> Provided data
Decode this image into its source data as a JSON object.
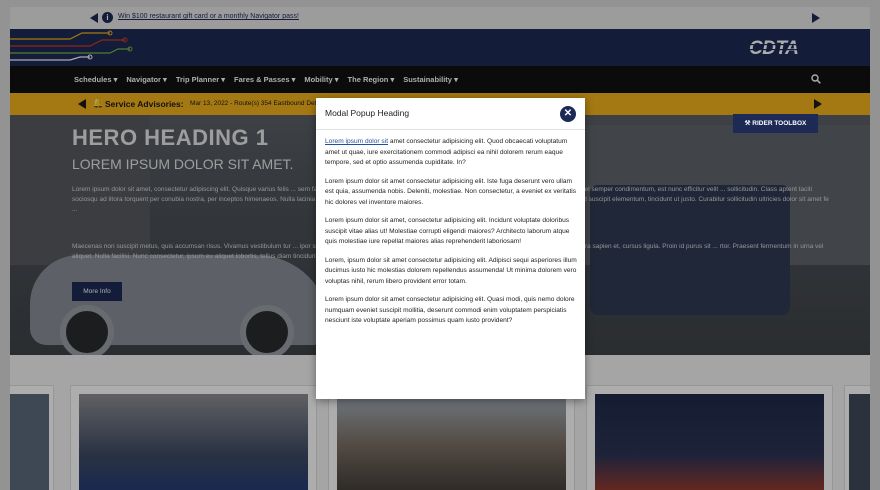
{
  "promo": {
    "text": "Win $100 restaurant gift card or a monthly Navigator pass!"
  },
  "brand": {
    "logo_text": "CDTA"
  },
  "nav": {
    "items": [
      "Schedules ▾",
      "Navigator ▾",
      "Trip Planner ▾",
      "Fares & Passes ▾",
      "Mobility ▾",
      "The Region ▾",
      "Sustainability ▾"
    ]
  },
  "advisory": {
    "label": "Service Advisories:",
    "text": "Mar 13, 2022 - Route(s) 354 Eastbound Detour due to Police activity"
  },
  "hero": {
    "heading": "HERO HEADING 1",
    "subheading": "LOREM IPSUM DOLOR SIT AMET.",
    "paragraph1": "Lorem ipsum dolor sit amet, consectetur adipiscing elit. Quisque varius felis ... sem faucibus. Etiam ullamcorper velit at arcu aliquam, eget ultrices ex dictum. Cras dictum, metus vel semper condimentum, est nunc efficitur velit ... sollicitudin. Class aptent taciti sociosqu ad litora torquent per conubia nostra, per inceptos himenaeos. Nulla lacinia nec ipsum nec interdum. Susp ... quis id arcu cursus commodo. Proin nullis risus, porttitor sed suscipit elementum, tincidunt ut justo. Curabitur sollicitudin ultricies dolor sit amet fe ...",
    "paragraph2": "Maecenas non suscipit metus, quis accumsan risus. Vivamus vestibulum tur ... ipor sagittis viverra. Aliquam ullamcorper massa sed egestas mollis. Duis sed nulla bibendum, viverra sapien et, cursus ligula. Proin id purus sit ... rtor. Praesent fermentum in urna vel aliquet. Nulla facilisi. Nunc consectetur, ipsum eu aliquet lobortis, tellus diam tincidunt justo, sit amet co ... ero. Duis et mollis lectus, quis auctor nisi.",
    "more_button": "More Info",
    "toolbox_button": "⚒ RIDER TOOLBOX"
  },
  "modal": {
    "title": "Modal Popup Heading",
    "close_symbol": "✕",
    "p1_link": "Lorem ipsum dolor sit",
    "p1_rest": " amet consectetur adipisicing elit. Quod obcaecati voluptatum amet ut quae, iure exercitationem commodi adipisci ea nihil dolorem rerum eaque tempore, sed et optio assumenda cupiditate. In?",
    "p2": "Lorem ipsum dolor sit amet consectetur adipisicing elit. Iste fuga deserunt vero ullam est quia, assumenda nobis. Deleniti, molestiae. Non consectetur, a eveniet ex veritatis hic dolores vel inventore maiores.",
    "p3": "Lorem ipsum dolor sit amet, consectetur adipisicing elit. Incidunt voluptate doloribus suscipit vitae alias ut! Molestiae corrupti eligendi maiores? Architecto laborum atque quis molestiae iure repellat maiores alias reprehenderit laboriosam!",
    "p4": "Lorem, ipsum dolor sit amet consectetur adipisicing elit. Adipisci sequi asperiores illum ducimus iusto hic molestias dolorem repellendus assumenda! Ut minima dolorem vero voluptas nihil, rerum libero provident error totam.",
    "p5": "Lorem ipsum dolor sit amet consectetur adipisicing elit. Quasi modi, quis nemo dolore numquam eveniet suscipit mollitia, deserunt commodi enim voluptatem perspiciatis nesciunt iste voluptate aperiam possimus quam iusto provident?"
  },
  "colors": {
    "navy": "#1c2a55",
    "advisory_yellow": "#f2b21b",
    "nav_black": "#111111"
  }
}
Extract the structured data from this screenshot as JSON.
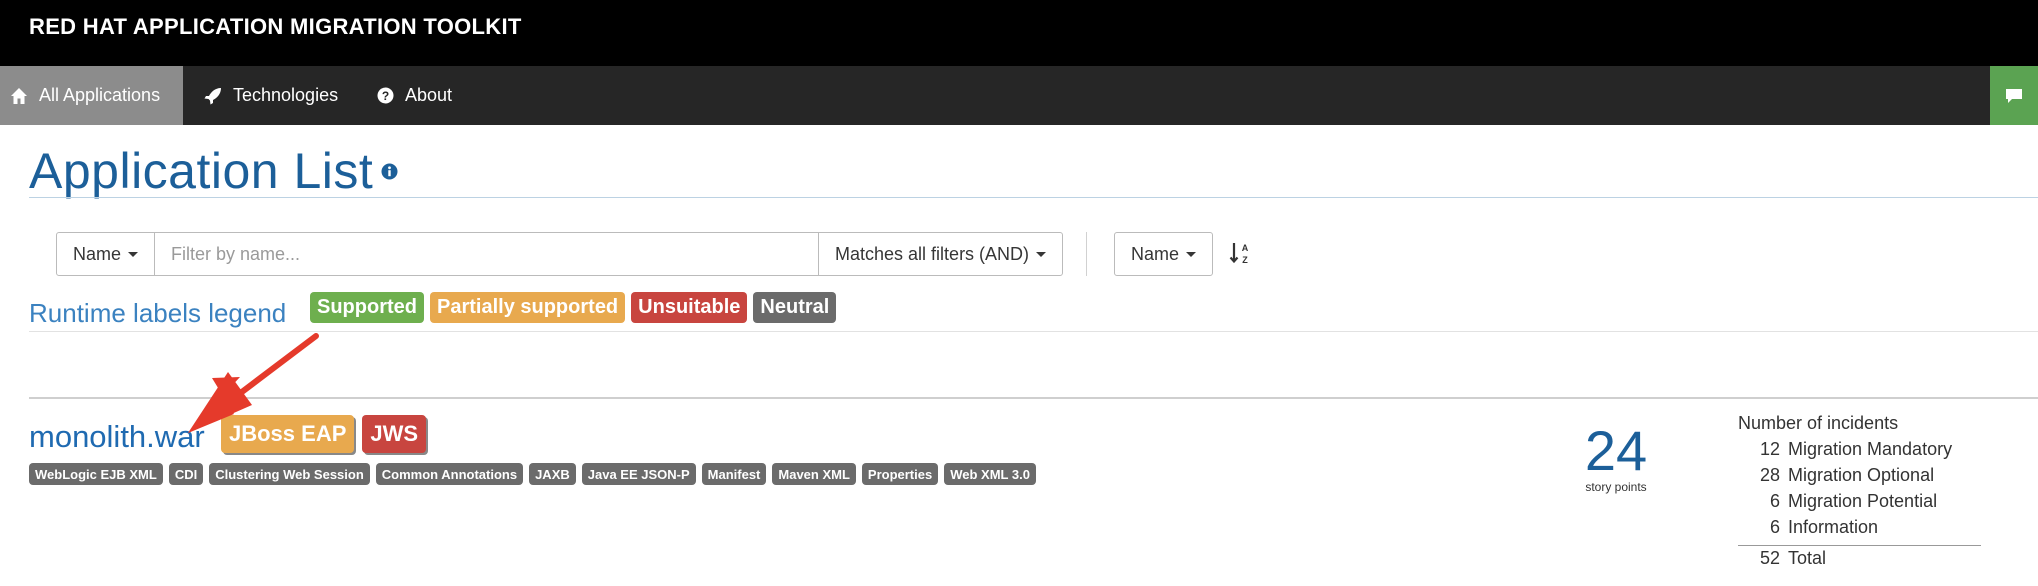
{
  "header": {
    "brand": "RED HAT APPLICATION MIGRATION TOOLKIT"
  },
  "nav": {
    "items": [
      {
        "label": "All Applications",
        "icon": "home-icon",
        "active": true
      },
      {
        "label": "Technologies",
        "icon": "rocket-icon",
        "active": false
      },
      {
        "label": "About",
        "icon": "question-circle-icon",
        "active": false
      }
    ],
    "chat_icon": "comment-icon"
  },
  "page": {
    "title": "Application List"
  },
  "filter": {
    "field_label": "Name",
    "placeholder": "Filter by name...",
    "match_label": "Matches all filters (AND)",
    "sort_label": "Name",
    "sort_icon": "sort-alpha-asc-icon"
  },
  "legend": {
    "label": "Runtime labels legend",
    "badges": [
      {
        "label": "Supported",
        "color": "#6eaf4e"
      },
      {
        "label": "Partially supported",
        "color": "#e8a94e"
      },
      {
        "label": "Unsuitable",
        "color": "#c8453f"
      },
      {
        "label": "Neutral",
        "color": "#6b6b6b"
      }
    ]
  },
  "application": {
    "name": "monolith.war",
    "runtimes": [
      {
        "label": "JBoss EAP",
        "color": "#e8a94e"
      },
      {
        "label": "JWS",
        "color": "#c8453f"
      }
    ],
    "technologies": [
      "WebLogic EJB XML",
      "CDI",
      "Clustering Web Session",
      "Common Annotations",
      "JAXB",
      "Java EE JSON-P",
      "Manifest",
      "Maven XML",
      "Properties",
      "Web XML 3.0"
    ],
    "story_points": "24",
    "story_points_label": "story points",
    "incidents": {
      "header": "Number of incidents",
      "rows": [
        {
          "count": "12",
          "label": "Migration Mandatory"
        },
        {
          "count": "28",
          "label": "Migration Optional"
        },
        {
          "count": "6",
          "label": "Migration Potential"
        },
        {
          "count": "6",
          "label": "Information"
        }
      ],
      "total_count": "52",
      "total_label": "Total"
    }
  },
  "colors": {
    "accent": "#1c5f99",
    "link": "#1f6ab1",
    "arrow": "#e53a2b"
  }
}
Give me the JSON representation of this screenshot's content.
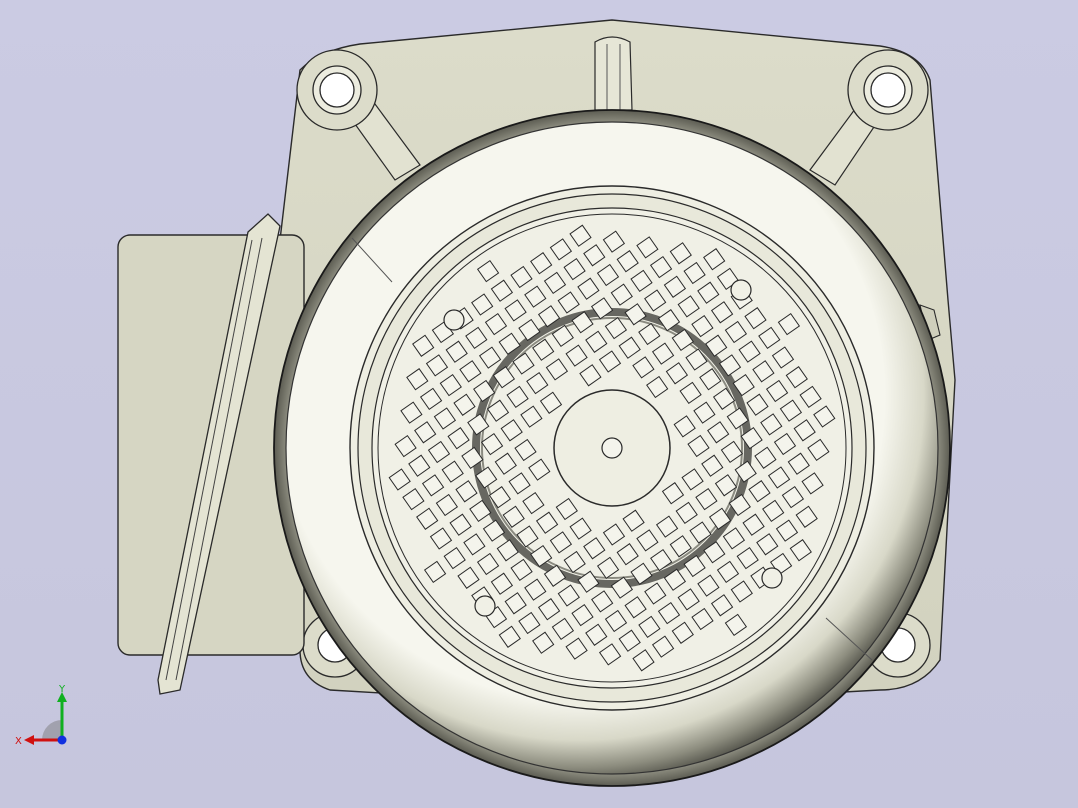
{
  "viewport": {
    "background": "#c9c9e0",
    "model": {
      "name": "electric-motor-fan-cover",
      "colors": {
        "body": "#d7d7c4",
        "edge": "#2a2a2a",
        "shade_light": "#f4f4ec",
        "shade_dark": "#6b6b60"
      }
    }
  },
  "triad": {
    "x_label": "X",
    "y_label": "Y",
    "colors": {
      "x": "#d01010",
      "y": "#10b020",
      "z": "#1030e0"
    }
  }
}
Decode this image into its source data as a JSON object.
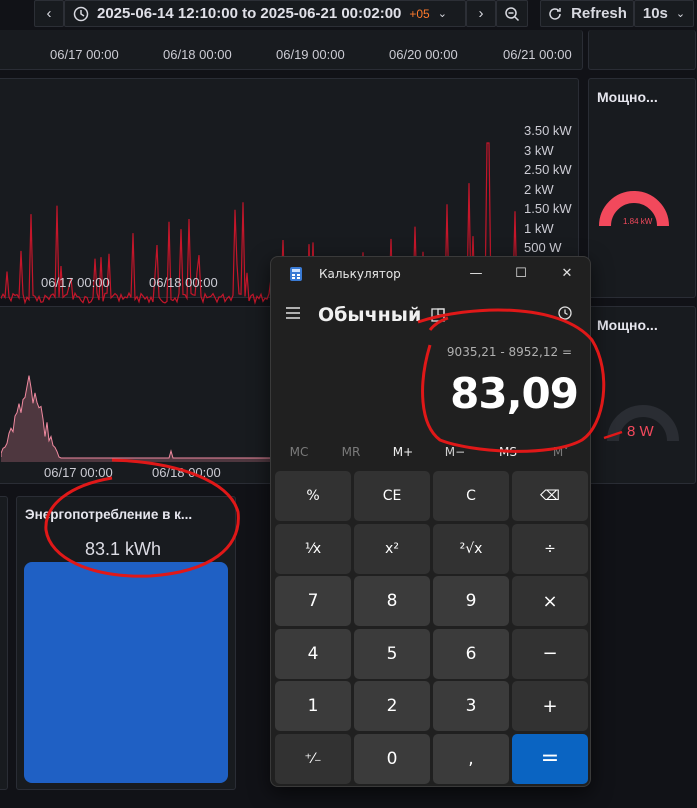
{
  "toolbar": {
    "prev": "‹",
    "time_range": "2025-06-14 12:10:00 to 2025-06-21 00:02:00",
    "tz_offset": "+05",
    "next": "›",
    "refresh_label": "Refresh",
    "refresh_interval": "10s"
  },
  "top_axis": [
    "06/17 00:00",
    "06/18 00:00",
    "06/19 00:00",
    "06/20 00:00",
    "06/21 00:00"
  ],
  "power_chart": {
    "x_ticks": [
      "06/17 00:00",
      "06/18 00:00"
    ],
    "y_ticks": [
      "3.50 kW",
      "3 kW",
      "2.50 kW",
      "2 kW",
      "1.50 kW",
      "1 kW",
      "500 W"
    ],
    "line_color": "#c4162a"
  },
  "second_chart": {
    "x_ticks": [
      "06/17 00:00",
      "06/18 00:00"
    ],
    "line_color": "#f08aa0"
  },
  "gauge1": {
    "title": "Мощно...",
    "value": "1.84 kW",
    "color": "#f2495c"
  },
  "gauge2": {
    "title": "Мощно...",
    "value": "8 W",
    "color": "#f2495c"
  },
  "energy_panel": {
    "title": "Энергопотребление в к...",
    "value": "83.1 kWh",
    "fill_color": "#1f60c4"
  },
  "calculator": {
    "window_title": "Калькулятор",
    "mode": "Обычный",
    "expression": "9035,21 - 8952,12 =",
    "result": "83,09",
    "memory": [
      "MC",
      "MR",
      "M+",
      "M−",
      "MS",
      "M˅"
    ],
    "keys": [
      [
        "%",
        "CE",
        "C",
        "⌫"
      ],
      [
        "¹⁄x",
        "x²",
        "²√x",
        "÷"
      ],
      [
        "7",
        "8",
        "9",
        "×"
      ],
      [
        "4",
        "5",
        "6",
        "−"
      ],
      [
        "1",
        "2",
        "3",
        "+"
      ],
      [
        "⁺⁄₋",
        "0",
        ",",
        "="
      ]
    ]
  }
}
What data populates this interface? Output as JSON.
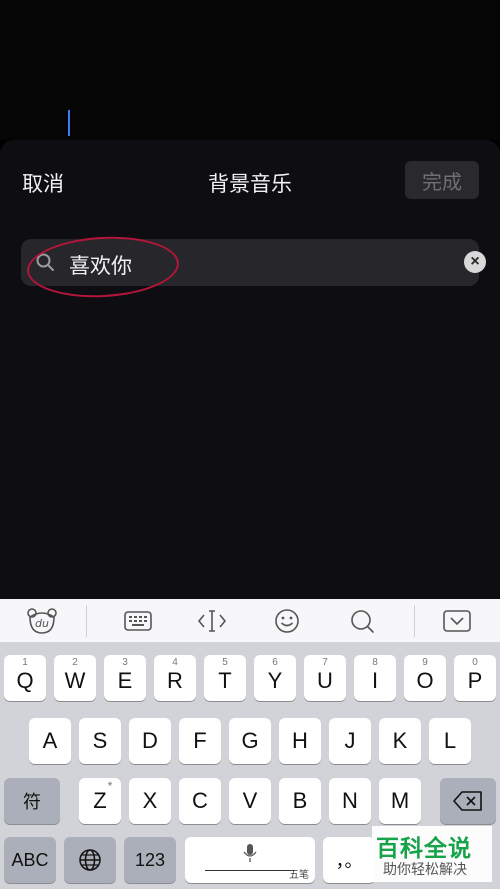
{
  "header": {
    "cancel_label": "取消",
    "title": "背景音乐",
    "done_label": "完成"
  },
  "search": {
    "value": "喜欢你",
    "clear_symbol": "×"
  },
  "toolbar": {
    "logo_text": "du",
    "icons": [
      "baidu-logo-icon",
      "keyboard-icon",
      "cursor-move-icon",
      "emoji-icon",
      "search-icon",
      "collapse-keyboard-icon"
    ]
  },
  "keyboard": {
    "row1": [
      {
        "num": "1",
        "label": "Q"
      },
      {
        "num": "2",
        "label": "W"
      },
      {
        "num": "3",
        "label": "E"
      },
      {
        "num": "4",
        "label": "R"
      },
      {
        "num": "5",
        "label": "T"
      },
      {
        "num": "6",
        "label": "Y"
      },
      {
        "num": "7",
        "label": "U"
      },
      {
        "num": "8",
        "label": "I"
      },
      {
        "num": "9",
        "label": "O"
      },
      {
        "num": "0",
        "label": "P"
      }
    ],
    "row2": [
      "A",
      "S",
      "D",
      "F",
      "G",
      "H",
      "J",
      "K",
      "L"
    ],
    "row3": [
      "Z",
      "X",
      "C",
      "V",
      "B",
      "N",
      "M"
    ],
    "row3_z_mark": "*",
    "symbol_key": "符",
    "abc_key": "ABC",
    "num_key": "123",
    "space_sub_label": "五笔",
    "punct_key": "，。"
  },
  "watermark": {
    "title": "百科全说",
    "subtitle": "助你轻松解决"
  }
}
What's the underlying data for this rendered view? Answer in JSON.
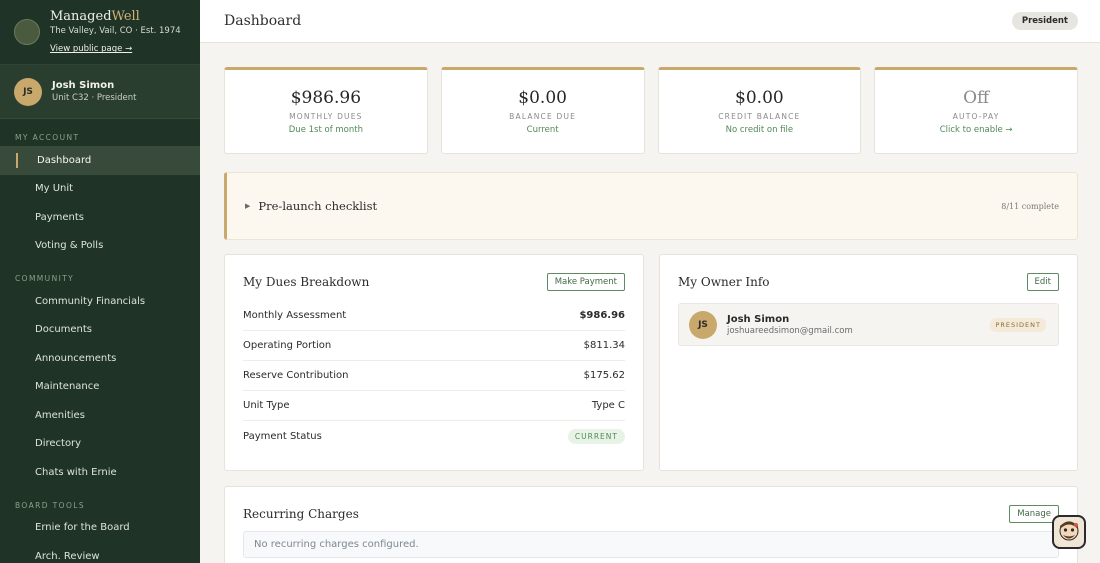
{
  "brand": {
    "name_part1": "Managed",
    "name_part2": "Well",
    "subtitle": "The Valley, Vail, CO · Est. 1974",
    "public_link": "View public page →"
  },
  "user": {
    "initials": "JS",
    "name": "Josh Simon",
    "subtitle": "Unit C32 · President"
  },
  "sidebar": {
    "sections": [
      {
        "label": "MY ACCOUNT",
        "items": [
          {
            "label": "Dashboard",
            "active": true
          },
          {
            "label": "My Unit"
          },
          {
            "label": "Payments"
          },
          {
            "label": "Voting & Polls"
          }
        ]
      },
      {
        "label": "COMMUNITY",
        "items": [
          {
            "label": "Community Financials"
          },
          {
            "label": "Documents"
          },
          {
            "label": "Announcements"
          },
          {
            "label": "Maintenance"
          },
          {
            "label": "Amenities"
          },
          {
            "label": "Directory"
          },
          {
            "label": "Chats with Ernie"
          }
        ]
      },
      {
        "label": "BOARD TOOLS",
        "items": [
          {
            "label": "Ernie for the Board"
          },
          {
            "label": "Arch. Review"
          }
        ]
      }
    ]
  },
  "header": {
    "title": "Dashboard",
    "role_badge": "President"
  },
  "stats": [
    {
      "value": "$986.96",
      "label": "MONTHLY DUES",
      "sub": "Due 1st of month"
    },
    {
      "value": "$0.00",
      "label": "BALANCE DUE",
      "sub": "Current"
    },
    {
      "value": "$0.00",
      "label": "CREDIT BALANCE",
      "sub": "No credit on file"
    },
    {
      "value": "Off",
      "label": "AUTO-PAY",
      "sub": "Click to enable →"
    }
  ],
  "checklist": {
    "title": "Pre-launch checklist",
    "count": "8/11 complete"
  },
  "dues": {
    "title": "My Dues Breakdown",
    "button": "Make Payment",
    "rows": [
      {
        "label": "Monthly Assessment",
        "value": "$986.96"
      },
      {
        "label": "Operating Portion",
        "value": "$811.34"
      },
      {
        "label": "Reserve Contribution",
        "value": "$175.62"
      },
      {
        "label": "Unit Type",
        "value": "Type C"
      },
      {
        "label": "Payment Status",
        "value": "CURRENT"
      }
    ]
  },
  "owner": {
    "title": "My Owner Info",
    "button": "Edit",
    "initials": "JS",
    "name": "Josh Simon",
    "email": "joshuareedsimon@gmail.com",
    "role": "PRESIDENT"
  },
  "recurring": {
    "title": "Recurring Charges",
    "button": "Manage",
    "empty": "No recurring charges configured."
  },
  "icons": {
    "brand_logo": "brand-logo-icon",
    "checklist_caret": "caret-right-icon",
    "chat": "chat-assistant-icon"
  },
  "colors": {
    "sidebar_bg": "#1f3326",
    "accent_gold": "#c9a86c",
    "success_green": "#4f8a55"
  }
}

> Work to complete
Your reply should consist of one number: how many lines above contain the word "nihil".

> Solution to this problem
2